----- PROVIDED ENTRIES -----
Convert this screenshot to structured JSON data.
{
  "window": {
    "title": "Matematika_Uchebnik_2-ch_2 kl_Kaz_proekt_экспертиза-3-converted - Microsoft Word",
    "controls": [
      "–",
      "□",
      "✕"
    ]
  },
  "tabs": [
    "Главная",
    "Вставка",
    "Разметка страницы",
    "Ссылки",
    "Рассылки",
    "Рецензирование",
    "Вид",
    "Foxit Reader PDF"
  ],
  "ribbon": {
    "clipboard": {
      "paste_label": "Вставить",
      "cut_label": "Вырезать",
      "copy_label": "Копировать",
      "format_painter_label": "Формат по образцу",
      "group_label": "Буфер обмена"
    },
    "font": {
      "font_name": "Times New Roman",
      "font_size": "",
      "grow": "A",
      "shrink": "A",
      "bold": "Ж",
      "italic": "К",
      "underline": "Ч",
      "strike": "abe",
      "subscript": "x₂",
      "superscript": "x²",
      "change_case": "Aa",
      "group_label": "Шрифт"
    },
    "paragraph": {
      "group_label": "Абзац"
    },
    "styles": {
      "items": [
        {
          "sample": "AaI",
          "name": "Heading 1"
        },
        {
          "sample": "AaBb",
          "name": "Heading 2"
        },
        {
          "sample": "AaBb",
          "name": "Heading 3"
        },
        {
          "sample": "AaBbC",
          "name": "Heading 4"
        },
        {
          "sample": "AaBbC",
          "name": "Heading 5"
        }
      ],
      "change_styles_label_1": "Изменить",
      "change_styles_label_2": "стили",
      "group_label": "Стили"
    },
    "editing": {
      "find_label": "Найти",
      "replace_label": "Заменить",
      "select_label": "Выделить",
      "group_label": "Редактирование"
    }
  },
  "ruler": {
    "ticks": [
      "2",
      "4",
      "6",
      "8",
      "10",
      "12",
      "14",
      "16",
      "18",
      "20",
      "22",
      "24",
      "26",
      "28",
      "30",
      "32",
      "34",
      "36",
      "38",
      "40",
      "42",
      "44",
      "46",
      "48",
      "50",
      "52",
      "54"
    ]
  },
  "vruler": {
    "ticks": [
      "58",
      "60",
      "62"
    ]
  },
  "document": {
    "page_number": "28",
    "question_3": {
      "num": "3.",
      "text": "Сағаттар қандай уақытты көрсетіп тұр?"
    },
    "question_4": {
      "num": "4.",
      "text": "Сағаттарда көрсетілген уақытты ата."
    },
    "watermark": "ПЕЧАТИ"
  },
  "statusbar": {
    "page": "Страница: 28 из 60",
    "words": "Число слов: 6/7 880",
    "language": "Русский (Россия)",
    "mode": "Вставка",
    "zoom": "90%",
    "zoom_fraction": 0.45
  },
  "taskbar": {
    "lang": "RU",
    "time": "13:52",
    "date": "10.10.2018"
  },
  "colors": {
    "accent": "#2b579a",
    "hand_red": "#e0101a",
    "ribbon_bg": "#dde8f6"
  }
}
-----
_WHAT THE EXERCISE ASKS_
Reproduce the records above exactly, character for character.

_TASK ANSWER_
Convert this screenshot to structured JSON data.
{
  "window": {
    "title": "Matematika_Uchebnik_2-ch_2 kl_Kaz_proekt_экспертиза-3-converted - Microsoft Word",
    "controls": [
      "–",
      "□",
      "✕"
    ]
  },
  "tabs": [
    "Главная",
    "Вставка",
    "Разметка страницы",
    "Ссылки",
    "Рассылки",
    "Рецензирование",
    "Вид",
    "Foxit Reader PDF"
  ],
  "ribbon": {
    "clipboard": {
      "paste_label": "Вставить",
      "cut_label": "Вырезать",
      "copy_label": "Копировать",
      "format_painter_label": "Формат по образцу",
      "group_label": "Буфер обмена"
    },
    "font": {
      "font_name": "Times New Roman",
      "font_size": "",
      "grow": "A",
      "shrink": "A",
      "bold": "Ж",
      "italic": "К",
      "underline": "Ч",
      "strike": "abe",
      "subscript": "x₂",
      "superscript": "x²",
      "change_case": "Aa",
      "group_label": "Шрифт"
    },
    "paragraph": {
      "group_label": "Абзац"
    },
    "styles": {
      "items": [
        {
          "sample": "AaI",
          "name": "Heading 1"
        },
        {
          "sample": "AaBb",
          "name": "Heading 2"
        },
        {
          "sample": "AaBb",
          "name": "Heading 3"
        },
        {
          "sample": "AaBbC",
          "name": "Heading 4"
        },
        {
          "sample": "AaBbC",
          "name": "Heading 5"
        }
      ],
      "change_styles_label_1": "Изменить",
      "change_styles_label_2": "стили",
      "group_label": "Стили"
    },
    "editing": {
      "find_label": "Найти",
      "replace_label": "Заменить",
      "select_label": "Выделить",
      "group_label": "Редактирование"
    }
  },
  "ruler": {
    "ticks": [
      "2",
      "4",
      "6",
      "8",
      "10",
      "12",
      "14",
      "16",
      "18",
      "20",
      "22",
      "24",
      "26",
      "28",
      "30",
      "32",
      "34",
      "36",
      "38",
      "40",
      "42",
      "44",
      "46",
      "48",
      "50",
      "52",
      "54"
    ]
  },
  "vruler": {
    "ticks": [
      "58",
      "60",
      "62"
    ]
  },
  "document": {
    "page_number": "28",
    "question_3": {
      "num": "3.",
      "text": "Сағаттар қандай уақытты көрсетіп тұр?"
    },
    "question_4": {
      "num": "4.",
      "text": "Сағаттарда көрсетілген уақытты ата."
    },
    "watermark": "ПЕЧАТИ"
  },
  "statusbar": {
    "page": "Страница: 28 из 60",
    "words": "Число слов: 6/7 880",
    "language": "Русский (Россия)",
    "mode": "Вставка",
    "zoom": "90%",
    "zoom_fraction": 0.45
  },
  "taskbar": {
    "lang": "RU",
    "time": "13:52",
    "date": "10.10.2018"
  },
  "colors": {
    "accent": "#2b579a",
    "hand_red": "#e0101a",
    "ribbon_bg": "#dde8f6"
  }
}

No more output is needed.